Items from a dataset
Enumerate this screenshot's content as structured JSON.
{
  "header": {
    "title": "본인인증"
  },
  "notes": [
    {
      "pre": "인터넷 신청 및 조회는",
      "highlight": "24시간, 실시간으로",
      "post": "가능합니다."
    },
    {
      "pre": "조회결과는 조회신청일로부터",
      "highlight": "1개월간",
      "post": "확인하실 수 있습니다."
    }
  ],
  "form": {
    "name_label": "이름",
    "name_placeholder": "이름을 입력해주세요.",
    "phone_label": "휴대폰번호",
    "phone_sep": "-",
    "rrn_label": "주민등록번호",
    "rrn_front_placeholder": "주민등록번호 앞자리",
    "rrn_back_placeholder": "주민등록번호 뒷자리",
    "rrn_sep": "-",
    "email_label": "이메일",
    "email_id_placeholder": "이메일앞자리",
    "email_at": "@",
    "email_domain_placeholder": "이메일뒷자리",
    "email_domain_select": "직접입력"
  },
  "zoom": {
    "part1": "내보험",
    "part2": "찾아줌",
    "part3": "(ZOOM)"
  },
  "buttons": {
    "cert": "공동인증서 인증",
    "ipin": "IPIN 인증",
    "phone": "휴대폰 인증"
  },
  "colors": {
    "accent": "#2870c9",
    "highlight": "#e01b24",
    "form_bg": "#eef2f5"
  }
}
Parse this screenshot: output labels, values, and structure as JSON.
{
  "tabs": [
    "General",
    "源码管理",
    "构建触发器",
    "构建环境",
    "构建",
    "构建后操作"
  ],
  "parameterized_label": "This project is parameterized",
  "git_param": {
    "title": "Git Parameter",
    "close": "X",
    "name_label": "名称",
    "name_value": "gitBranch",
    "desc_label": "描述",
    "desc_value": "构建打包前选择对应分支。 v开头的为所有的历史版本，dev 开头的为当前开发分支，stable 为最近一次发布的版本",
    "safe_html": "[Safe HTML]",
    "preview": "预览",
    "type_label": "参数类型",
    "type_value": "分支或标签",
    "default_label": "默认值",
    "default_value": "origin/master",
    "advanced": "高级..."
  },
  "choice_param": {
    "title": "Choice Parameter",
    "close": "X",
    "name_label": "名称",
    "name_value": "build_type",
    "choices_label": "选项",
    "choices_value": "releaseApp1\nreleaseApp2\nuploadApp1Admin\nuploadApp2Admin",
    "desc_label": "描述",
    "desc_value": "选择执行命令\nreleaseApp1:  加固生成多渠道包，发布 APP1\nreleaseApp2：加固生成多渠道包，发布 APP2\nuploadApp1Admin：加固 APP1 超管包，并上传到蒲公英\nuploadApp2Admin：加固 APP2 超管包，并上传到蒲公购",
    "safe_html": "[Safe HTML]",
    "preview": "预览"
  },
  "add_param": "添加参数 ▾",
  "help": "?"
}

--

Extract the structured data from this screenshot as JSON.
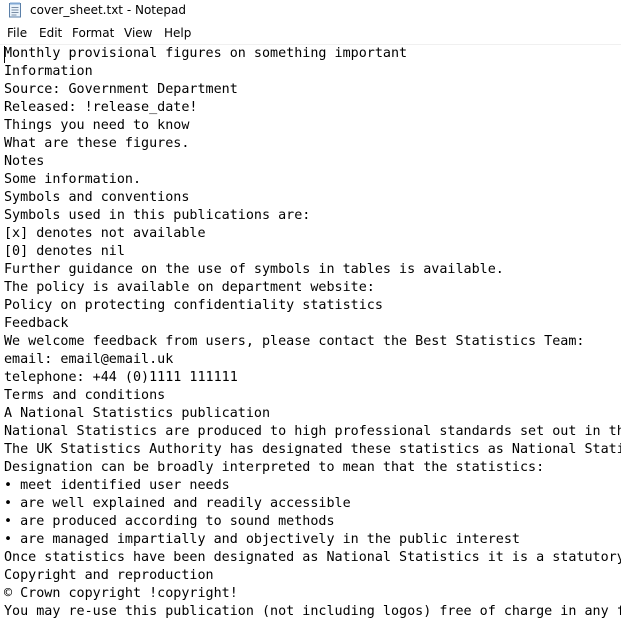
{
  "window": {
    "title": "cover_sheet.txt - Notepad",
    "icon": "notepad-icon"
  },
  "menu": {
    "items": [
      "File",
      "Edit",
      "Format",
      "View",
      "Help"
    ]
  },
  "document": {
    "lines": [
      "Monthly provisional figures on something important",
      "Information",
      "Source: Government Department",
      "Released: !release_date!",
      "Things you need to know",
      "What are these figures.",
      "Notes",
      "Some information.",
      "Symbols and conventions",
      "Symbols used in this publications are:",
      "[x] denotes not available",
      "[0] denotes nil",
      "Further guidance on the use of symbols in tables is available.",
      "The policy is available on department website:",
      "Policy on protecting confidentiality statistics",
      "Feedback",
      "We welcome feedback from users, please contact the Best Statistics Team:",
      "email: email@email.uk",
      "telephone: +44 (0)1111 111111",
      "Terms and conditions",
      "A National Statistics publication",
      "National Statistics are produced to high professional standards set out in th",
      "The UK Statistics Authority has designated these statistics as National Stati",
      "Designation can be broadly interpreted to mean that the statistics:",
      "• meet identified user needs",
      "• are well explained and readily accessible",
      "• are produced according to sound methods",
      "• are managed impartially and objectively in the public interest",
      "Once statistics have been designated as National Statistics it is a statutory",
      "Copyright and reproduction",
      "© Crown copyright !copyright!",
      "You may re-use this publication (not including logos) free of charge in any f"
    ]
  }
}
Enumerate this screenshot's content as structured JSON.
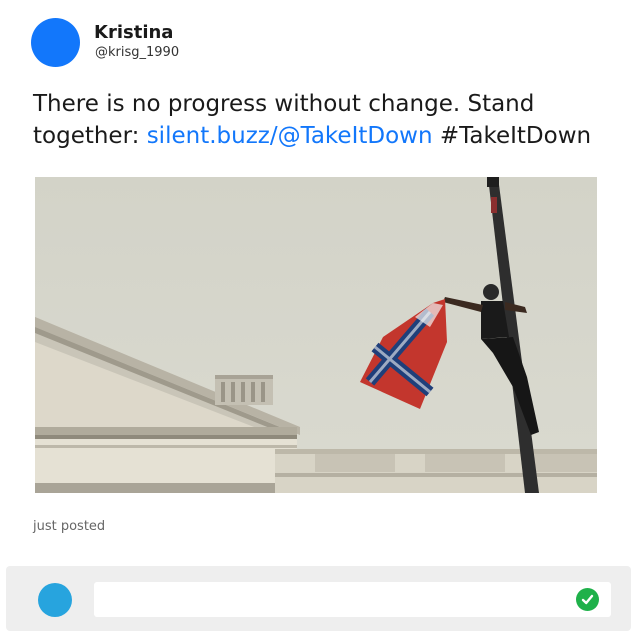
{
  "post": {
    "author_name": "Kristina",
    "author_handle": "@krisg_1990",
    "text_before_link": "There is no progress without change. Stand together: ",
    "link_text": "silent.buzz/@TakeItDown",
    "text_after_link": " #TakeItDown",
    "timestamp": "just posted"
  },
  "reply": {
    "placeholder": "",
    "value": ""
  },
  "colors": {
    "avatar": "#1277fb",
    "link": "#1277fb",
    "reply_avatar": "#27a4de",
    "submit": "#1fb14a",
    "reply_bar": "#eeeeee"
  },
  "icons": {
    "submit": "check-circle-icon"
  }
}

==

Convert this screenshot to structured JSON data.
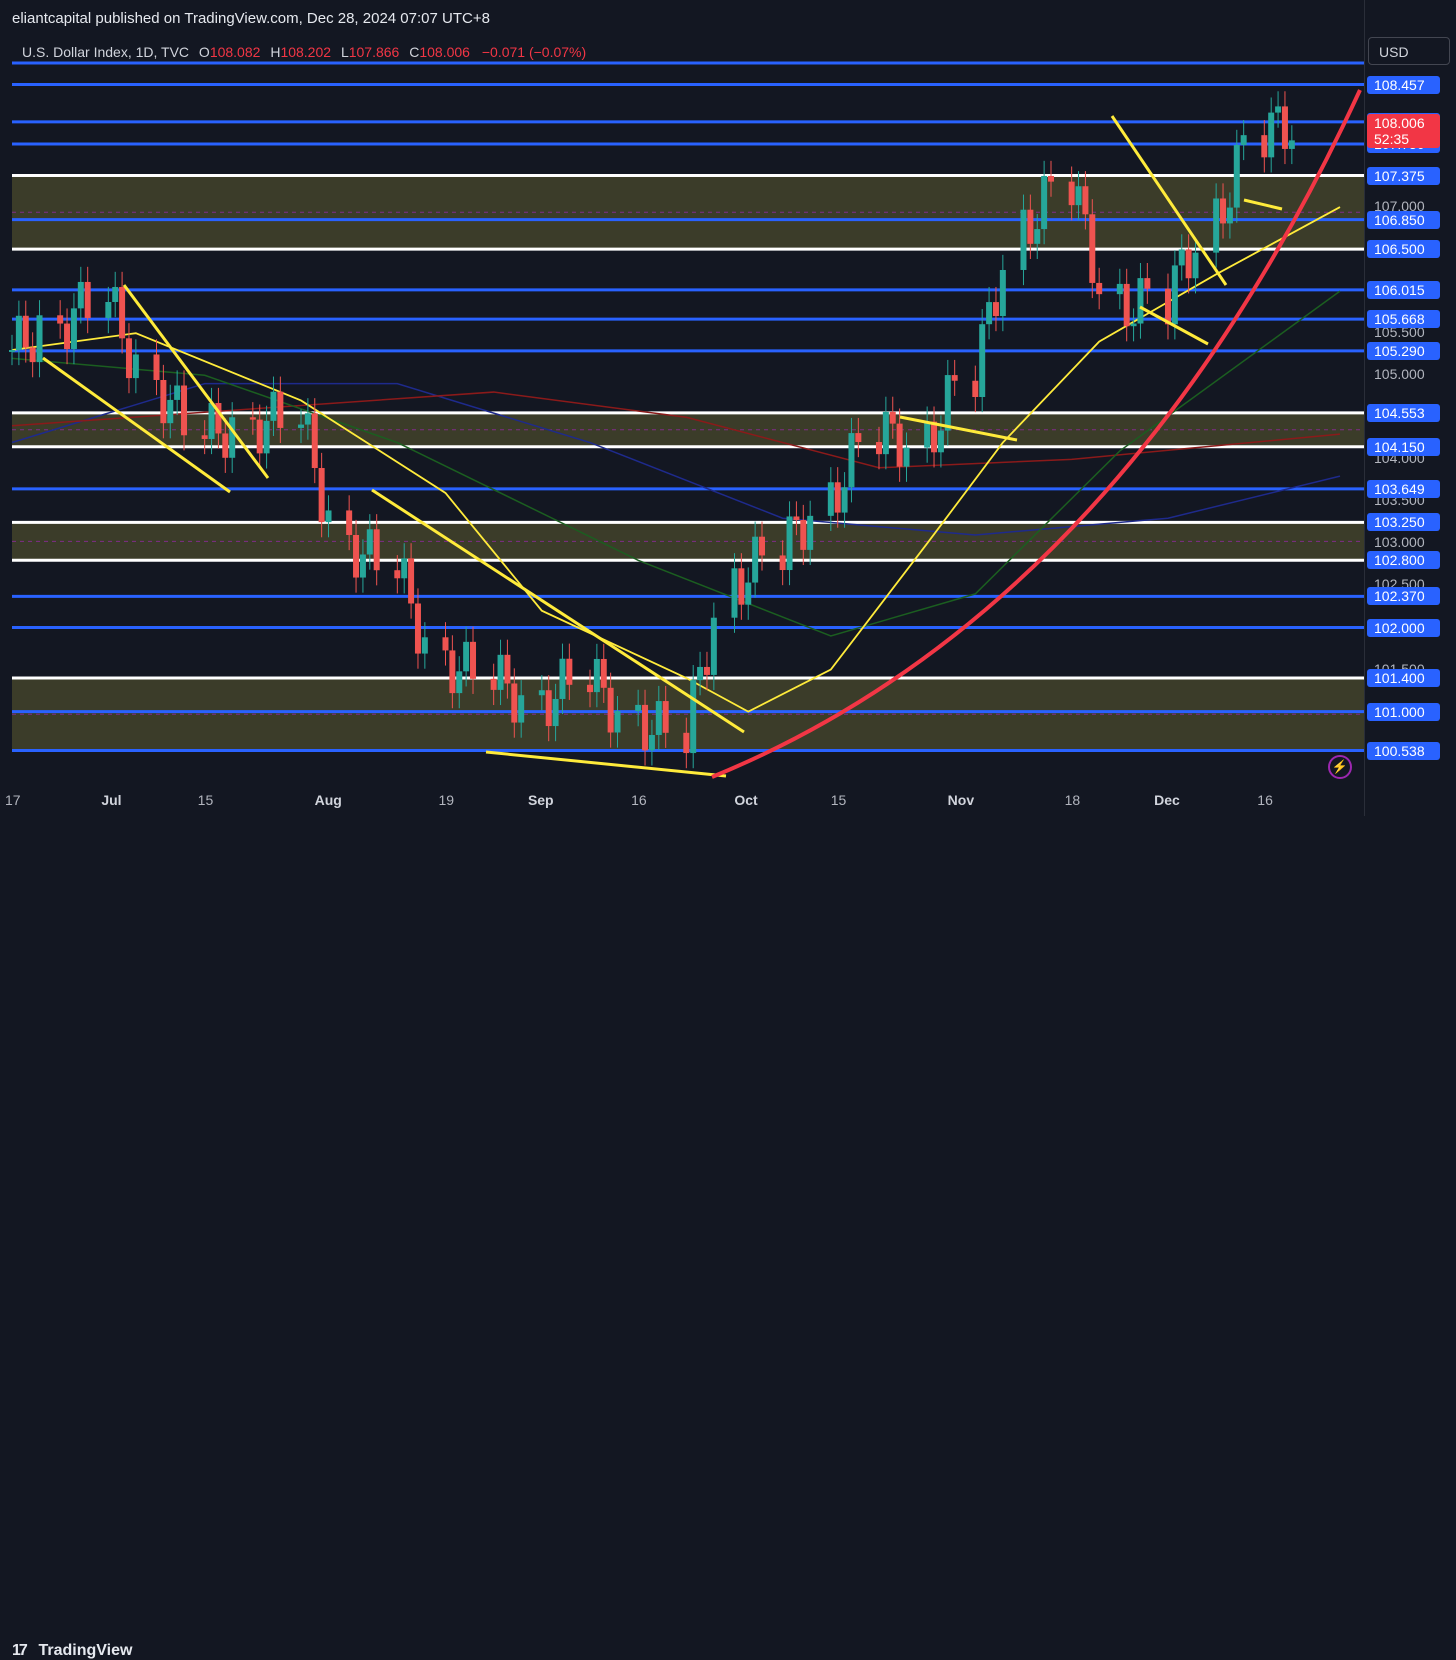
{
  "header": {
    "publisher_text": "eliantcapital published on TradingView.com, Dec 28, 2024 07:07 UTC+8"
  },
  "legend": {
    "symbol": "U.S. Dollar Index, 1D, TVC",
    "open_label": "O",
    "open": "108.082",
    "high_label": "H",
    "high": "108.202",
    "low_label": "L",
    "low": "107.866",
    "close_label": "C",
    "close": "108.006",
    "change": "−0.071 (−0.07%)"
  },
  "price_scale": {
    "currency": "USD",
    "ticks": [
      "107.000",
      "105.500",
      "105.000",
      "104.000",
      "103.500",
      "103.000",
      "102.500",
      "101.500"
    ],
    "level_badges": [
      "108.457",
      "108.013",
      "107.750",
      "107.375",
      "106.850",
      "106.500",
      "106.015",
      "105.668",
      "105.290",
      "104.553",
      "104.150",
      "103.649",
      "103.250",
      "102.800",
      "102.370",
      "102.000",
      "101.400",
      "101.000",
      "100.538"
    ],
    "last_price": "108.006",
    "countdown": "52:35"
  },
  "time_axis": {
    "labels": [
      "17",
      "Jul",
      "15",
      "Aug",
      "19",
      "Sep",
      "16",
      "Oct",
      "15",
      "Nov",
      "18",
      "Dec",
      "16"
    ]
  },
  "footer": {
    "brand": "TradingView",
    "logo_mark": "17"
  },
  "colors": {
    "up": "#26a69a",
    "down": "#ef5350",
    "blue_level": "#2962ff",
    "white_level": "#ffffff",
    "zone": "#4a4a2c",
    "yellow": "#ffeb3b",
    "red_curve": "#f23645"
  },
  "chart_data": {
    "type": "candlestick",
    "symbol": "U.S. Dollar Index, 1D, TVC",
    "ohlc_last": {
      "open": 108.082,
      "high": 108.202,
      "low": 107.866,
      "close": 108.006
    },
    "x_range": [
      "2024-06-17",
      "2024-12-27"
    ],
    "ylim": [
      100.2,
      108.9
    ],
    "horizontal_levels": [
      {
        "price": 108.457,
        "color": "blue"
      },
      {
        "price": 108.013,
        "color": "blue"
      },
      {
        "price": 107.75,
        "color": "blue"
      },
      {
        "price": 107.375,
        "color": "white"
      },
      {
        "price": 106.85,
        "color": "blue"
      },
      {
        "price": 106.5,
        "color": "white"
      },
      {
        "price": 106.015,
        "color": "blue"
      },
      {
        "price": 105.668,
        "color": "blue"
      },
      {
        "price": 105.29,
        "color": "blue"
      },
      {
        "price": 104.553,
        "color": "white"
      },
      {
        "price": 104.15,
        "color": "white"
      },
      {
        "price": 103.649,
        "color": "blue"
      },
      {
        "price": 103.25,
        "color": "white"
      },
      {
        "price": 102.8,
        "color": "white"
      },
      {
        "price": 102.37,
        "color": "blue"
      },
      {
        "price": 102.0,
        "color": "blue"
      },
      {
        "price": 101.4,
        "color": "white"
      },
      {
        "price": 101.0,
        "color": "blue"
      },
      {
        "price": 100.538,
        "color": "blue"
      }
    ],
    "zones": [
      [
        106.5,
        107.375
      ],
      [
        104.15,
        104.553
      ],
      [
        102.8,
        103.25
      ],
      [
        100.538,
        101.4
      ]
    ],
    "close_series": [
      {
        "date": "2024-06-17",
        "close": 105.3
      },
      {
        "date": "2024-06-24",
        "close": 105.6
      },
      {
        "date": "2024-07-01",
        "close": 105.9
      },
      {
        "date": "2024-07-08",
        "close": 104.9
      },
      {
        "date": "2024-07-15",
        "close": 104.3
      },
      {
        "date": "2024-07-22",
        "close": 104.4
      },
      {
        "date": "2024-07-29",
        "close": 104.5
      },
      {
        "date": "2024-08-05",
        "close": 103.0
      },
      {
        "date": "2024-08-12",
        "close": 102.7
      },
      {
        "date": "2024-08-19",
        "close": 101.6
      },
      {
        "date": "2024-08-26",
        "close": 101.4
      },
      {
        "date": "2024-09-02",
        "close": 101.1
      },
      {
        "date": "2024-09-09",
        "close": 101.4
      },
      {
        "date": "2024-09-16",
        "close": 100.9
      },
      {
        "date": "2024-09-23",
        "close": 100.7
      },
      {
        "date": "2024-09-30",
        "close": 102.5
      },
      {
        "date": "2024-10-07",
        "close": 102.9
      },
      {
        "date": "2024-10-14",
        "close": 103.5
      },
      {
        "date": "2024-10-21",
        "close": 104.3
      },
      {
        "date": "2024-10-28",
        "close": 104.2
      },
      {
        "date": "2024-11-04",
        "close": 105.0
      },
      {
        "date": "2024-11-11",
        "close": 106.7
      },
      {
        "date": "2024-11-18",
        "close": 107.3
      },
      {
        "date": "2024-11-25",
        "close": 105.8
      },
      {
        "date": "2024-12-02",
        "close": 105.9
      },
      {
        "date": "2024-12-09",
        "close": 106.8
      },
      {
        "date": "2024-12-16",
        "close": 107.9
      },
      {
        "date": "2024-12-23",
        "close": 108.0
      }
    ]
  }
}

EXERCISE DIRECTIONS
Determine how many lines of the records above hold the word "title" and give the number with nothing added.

YOUR RESPONSE
4